By Libby Leyden-Sussler
Though his role is vital, the whistleblower usually pays a hefty price for his admission.
Such is the case of Lamido Sanusi, former governor of Nigeria’s central bank. Last month, Sanusi alleged that $49.8 billion in oil revenue had somehow “gone missing,” sending shockwaves through Nigeria. He wrote to the president alleging that the National Petroleum Corporation, (NNPC) failed to send the billions to the Federation Account.
Sanusi, in his role as governor of the central bank, asked all of the country’s top bankers to open their bank accounts to find the source of the missing money. While oil corruption schemes are not uncommon, especially in a country that is one of Africa’s largest economies, an accusation of this magnitude has never been made before by as high a government official.
But with the branding of whistleblower, there also comes the unavoidable blowback, the consequences for raising questions that contest a higher authority. In Sanusi’s case, this led to President Goodluck Jonathan’s dismissal of him on February 20. In interviews with The New York Times, Sanusi said his warnings to bankers had been reported directly back to the threatened seat of power in Abuja.
“Sanusi's position from inception was that of water in oil, effectively being used as a tokenistic veneer of legitimacy for the media, foreign governments etc.,” says Khadija Sharife, an investigative journalist and researcher on financial opacity and extractive industries “When he collided with power in unacceptable ways – such as challenging the validity of systems, he was invented as an enemy.”
The headquarters of the Nigerian National Petroleum Company
This was not the first time Sanusi has raised questions about Nigeria’s growing corruption problem. In 2009, Sanusi was appointed by former president Umaru Musa Yar’Adua as Governor of the Central Bank of Nigeria. Upon assuming the role, he attempted to take on Nigeria’s declining banking sector. He took action to permanently close fraudulent banks, uncover theft, and all the while gain the trust of international markets. Dubbed the “Sanusi Tsunami,” some believed he had a personal vendetta against some of the bank CEOs, while other analysts pointed to proof of mismanagement of funds on the part of the bankers.

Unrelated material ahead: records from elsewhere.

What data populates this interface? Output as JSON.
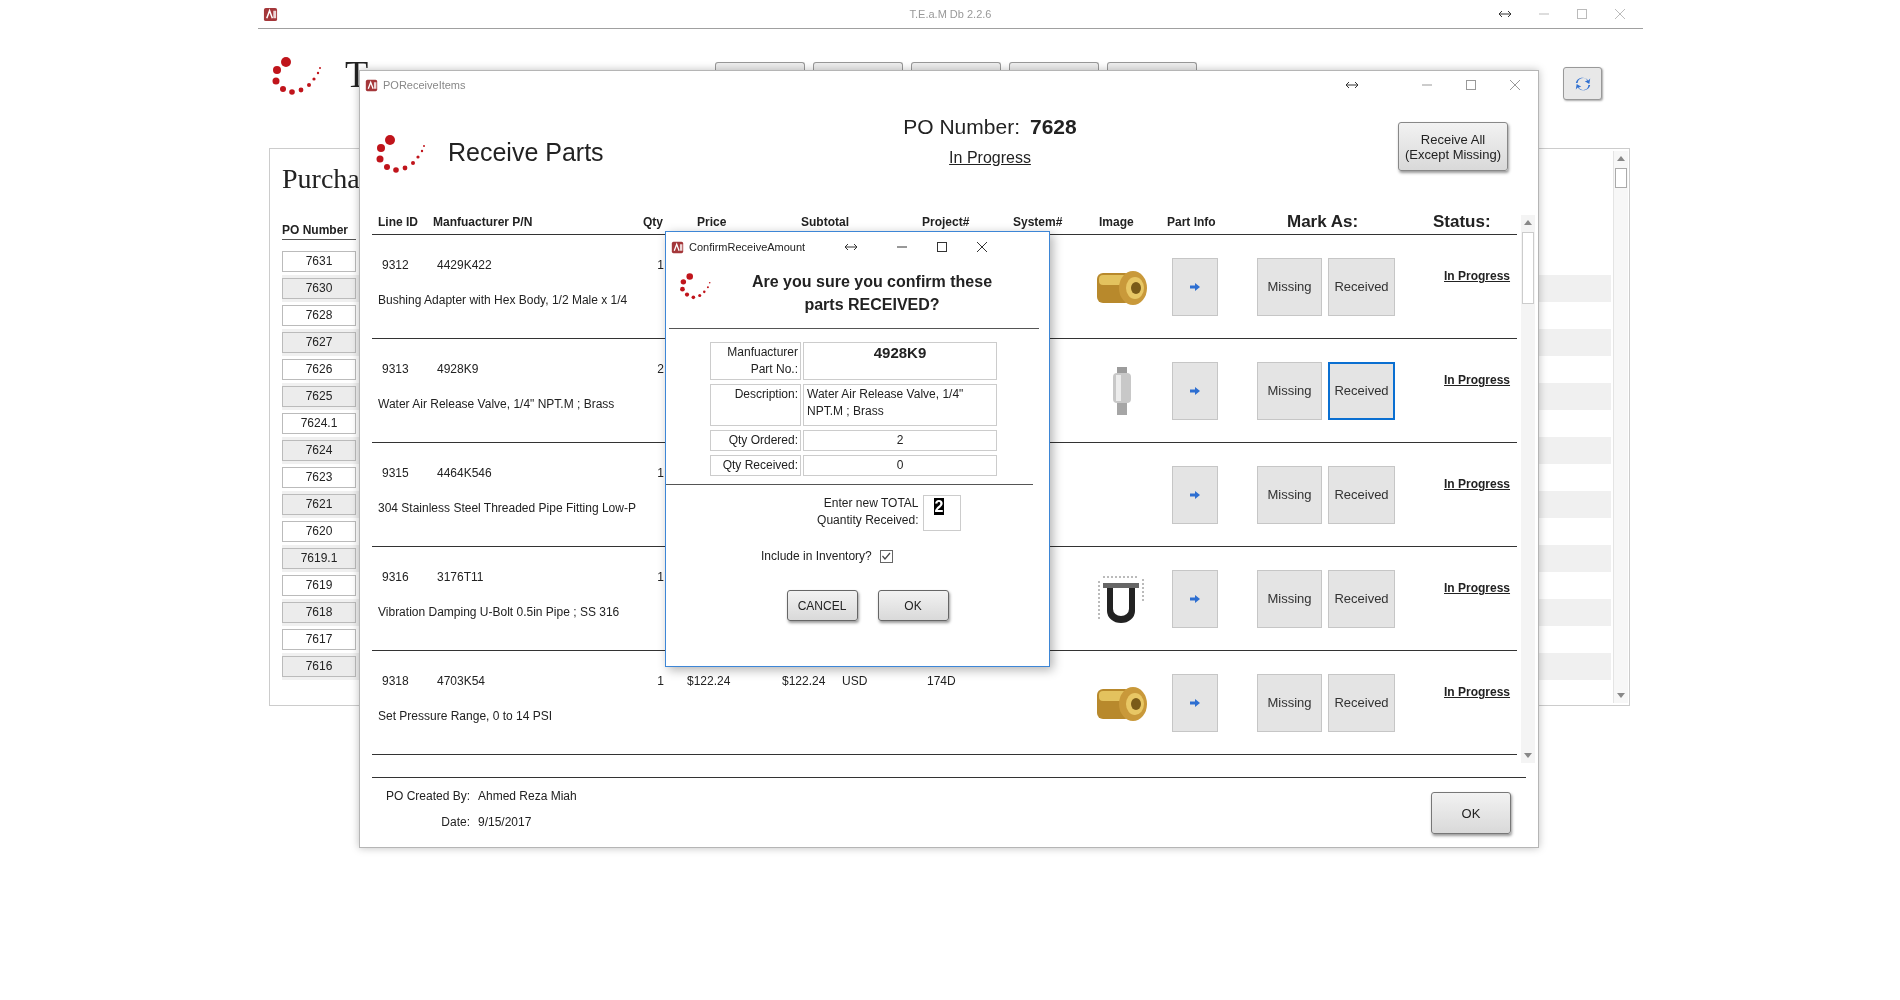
{
  "app_window": {
    "title": "T.E.a.M Db 2.2.6",
    "brand_fragment": "T"
  },
  "po_list": {
    "title": "Purcha",
    "column": "PO Number",
    "rows": [
      "7631",
      "7630",
      "7628",
      "7627",
      "7626",
      "7625",
      "7624.1",
      "7624",
      "7623",
      "7621",
      "7620",
      "7619.1",
      "7619",
      "7618",
      "7617",
      "7616"
    ]
  },
  "receive_window": {
    "title": "POReceiveItems",
    "heading": "Receive Parts",
    "po_label": "PO Number:",
    "po_number": "7628",
    "status": "In Progress",
    "receive_all_button": [
      "Receive All",
      "(Except Missing)"
    ],
    "columns": [
      "Line ID",
      "Manfuacturer P/N",
      "Qty",
      "Price",
      "Subtotal",
      "Project#",
      "System#",
      "Image",
      "Part Info",
      "Mark As:",
      "Status:"
    ],
    "rows": [
      {
        "line_id": "9312",
        "part_no": "4429K422",
        "qty": "1",
        "description": "Bushing Adapter with Hex Body, 1/2 Male x 1/4",
        "image": true,
        "mark_buttons": [
          {
            "label": "Missing",
            "selected": false
          },
          {
            "label": "Received",
            "selected": false
          }
        ],
        "status": "In Progress"
      },
      {
        "line_id": "9313",
        "part_no": "4928K9",
        "qty": "2",
        "description": "Water Air Release Valve, 1/4\" NPT.M ; Brass",
        "image": true,
        "mark_buttons": [
          {
            "label": "Missing",
            "selected": false
          },
          {
            "label": "Received",
            "selected": true
          }
        ],
        "status": "In Progress"
      },
      {
        "line_id": "9315",
        "part_no": "4464K546",
        "qty": "1",
        "description": "304 Stainless Steel Threaded Pipe Fitting Low-P",
        "image": false,
        "mark_buttons": [
          {
            "label": "Missing",
            "selected": false
          },
          {
            "label": "Received",
            "selected": false
          }
        ],
        "status": "In Progress"
      },
      {
        "line_id": "9316",
        "part_no": "3176T11",
        "qty": "1",
        "description": "Vibration Damping U-Bolt 0.5in Pipe ; SS 316",
        "image": true,
        "mark_buttons": [
          {
            "label": "Missing",
            "selected": false
          },
          {
            "label": "Received",
            "selected": false
          }
        ],
        "status": "In Progress"
      },
      {
        "line_id": "9318",
        "part_no": "4703K54",
        "qty": "1",
        "price": "$122.24",
        "subtotal": "$122.24",
        "currency": "USD",
        "project": "174D",
        "description": "Set Pressure Range, 0 to 14 PSI",
        "image": true,
        "mark_buttons": [
          {
            "label": "Missing",
            "selected": false
          },
          {
            "label": "Received",
            "selected": false
          }
        ],
        "status": "In Progress"
      }
    ],
    "footer": {
      "created_by_label": "PO Created By:",
      "created_by": "Ahmed Reza Miah",
      "date_label": "Date:",
      "date": "9/15/2017",
      "ok_button": "OK"
    }
  },
  "dialog": {
    "title": "ConfirmReceiveAmount",
    "question": "Are you sure you confirm these parts RECEIVED?",
    "fields": [
      {
        "label": "Manfuacturer Part No.:",
        "value": "4928K9",
        "kind": "emphasis"
      },
      {
        "label": "Description:",
        "value": "Water Air Release Valve, 1/4\" NPT.M ; Brass",
        "kind": "text"
      },
      {
        "label": "Qty Ordered:",
        "value": "2",
        "kind": "number"
      },
      {
        "label": "Qty Received:",
        "value": "0",
        "kind": "number"
      }
    ],
    "new_total_label": "Enter new TOTAL Quantity Received:",
    "new_total": "2",
    "inventory_label": "Include in Inventory?",
    "include_in_inventory": true,
    "buttons": [
      "CANCEL",
      "OK"
    ]
  }
}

In early 2010, Sanusi conceded that since 2005 the Central Bank had failed to conduct routine examinations of the 14 banks allocated to it under the sharing arrangement with the Nigerian Deposit Insurance Corporation (NDIC). He also went on to describe an outline for reform built around four core pillars: enhance the quality of banks, establish financial stability, enable a healthy financial sector evolution, and ensure the financial sector contributes to the economy.
Yet somehow this highly praised and progressive man is now without his title and left to deal with the blowback of rattling the cages on an oil-politics system riddled with exploitation. Nigeria’s current political power, in preparation for a 2015 election, is focusing on footing the bill to keep the governing party functioning. Sanusi’s accusations threatened to expose, as his suspicions impluy, that some bankers were in fact laundering stolen oil money and sending it directly into the bank accounts of those in the capital. The bankers refused to cooperate or offer any real response, indicating there may be some truth in Sanusi’s accusations. A spokesman for Nigerian’s president simply replied that these findings were “untrue.”
Unfortunately, it seems unlikely that Sanusi will regain his position. Though his term was set to end in June, there is a larger issue at play—the role of the “ public watchdog,” who keeps governments, large corporations, and industries honest. When civil servants, such as Sanusi, speak out against corruption, and are “chastised” by their home country, citizens grow wary of voicing a dissenting opinion for fear of retribution. Freedom of speech, then, comes at too high a cost.
Libby Leyden-Sussler is an editorial assistant at World Policy Journal.